## YOUR GOAL
Return, from the data that follows, each line that holds the word "name".

** Opening GIVEN DATA block **

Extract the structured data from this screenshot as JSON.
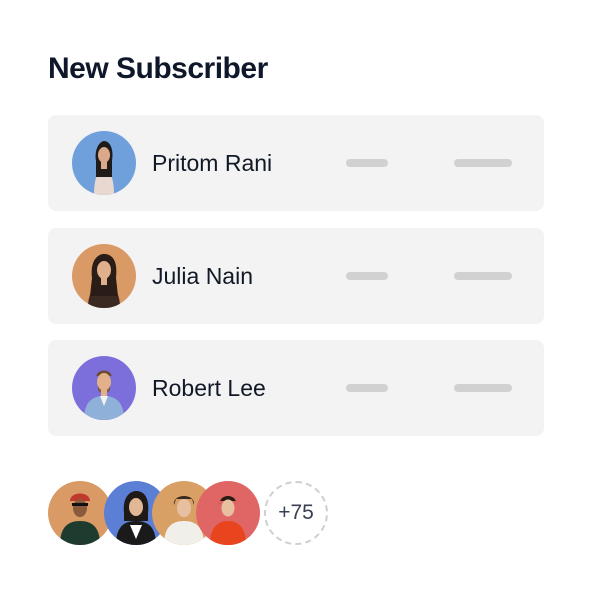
{
  "header": {
    "title": "New Subscriber"
  },
  "subscribers": [
    {
      "name": "Pritom Rani",
      "avatar_bg": "#6fa0dc"
    },
    {
      "name": "Julia Nain",
      "avatar_bg": "#d99a66"
    },
    {
      "name": "Robert Lee",
      "avatar_bg": "#7c6fdc"
    }
  ],
  "avatar_stack": {
    "avatars": [
      {
        "bg": "#d99a66"
      },
      {
        "bg": "#5b7fd4"
      },
      {
        "bg": "#d9a066"
      },
      {
        "bg": "#e06666"
      }
    ],
    "more_label": "+75"
  }
}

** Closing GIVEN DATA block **

## RESULT BELOW
      "name": "Pritom Rani",
      "name": "Julia Nain",
      "name": "Robert Lee",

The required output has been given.